# Problem details
Once the records below have been read, copy them all out exactly.

[Web page and app entries]
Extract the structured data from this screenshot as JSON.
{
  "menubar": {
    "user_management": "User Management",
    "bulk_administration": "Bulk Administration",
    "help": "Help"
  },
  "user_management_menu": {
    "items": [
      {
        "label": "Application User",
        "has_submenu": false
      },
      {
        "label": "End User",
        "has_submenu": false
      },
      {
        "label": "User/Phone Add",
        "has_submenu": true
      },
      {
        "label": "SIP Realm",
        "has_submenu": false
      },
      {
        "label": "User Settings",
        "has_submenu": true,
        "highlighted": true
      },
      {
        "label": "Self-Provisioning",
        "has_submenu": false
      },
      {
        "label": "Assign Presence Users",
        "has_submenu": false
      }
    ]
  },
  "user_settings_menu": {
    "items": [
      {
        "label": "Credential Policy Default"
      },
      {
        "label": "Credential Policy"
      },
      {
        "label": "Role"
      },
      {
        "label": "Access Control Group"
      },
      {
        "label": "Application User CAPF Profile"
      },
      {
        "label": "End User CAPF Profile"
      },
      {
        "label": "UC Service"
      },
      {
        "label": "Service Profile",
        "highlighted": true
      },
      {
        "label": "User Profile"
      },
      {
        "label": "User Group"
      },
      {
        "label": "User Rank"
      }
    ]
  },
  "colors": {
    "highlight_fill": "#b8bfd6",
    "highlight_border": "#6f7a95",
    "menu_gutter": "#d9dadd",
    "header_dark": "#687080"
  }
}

# Task output
Extract the structured data from this screenshot as JSON.
{
  "menubar": {
    "user_management": "User Management",
    "bulk_administration": "Bulk Administration",
    "help": "Help"
  },
  "user_management_menu": {
    "items": [
      {
        "label": "Application User",
        "has_submenu": false
      },
      {
        "label": "End User",
        "has_submenu": false
      },
      {
        "label": "User/Phone Add",
        "has_submenu": true
      },
      {
        "label": "SIP Realm",
        "has_submenu": false
      },
      {
        "label": "User Settings",
        "has_submenu": true,
        "highlighted": true
      },
      {
        "label": "Self-Provisioning",
        "has_submenu": false
      },
      {
        "label": "Assign Presence Users",
        "has_submenu": false
      }
    ]
  },
  "user_settings_menu": {
    "items": [
      {
        "label": "Credential Policy Default"
      },
      {
        "label": "Credential Policy"
      },
      {
        "label": "Role"
      },
      {
        "label": "Access Control Group"
      },
      {
        "label": "Application User CAPF Profile"
      },
      {
        "label": "End User CAPF Profile"
      },
      {
        "label": "UC Service"
      },
      {
        "label": "Service Profile",
        "highlighted": true
      },
      {
        "label": "User Profile"
      },
      {
        "label": "User Group"
      },
      {
        "label": "User Rank"
      }
    ]
  },
  "colors": {
    "highlight_fill": "#b8bfd6",
    "highlight_border": "#6f7a95",
    "menu_gutter": "#d9dadd",
    "header_dark": "#687080"
  }
}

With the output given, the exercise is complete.